• [Exercise directions] Where a line holds the word "JSON", copy it from the records.

(Beginning of Records provided)

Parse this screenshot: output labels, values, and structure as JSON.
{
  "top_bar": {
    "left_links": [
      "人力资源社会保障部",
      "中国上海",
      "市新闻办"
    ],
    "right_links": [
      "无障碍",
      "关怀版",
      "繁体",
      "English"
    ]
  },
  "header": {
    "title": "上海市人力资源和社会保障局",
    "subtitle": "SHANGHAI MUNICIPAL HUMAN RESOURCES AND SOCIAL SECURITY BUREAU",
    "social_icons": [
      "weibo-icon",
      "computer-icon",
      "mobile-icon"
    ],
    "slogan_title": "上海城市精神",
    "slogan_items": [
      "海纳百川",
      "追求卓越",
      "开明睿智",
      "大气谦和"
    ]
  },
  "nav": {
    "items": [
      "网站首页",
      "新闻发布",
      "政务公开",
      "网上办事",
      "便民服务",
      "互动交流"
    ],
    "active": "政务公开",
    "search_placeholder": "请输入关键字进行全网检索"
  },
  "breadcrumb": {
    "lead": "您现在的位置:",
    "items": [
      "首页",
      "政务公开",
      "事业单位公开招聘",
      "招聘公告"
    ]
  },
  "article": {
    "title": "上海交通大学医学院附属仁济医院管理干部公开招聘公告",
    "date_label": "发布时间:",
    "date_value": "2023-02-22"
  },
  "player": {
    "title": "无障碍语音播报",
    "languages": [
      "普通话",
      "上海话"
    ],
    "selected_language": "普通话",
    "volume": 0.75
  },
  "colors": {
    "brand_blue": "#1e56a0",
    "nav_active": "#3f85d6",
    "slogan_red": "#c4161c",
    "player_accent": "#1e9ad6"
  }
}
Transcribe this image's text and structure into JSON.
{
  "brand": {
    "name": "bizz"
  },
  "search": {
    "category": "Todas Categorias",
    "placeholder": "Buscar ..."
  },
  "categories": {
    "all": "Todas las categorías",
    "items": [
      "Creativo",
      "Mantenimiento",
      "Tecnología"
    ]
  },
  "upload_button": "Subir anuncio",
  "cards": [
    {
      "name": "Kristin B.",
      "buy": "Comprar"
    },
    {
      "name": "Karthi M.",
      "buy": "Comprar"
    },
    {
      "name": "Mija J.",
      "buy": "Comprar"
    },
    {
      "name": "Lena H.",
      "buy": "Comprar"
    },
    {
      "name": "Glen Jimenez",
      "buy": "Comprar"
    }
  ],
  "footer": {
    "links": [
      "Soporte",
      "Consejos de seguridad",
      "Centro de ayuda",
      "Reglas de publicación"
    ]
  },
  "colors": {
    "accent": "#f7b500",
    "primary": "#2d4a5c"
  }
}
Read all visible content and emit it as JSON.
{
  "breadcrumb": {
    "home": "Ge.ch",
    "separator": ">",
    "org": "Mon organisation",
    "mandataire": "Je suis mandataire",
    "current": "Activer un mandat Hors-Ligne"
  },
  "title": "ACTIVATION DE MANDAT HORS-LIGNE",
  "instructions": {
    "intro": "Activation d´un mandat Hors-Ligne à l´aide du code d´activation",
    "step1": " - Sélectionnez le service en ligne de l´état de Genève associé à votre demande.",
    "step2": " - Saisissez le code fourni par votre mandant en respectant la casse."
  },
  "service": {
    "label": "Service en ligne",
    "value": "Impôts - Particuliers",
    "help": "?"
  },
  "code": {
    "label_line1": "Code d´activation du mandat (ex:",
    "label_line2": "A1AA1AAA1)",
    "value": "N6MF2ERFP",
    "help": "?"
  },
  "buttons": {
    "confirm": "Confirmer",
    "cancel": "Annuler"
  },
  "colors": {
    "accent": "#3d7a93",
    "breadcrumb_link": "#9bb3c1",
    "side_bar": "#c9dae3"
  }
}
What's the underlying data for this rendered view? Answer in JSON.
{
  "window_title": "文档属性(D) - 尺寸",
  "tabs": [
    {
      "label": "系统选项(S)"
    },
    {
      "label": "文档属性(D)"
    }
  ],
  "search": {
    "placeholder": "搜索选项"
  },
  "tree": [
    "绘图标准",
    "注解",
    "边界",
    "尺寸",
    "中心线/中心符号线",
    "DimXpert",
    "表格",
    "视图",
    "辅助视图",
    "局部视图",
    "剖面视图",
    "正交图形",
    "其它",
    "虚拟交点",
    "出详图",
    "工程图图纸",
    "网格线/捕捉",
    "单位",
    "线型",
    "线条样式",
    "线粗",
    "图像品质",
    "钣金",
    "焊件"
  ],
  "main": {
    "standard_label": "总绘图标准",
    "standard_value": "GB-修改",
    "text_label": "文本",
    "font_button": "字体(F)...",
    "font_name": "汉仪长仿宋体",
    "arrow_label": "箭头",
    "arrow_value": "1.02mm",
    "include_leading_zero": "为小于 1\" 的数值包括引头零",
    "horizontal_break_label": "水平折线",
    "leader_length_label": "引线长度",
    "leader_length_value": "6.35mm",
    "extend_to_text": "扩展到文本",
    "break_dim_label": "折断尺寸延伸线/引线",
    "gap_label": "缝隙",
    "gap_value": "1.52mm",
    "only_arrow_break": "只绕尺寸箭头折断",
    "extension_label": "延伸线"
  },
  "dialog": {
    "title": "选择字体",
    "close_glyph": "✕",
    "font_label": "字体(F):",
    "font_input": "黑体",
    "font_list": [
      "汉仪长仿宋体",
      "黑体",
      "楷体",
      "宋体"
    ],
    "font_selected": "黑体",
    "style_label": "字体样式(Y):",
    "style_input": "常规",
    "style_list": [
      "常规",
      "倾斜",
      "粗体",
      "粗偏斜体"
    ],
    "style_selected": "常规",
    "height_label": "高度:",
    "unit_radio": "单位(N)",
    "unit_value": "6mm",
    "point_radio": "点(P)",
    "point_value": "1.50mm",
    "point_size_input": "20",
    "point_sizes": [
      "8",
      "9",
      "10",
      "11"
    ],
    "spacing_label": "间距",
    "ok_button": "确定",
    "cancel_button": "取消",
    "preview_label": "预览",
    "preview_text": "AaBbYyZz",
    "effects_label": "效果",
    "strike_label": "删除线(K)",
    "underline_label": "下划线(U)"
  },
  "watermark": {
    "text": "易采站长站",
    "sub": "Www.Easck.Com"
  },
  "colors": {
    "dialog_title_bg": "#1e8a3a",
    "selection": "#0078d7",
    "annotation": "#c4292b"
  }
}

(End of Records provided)

• [Response to this task]
Parse this screenshot: output labels, values, and structure as JSON.
Transcribe this image's text and structure into JSON.
Read all visible content and emit it as JSON.
What's the underlying data for this rendered view? Answer in JSON.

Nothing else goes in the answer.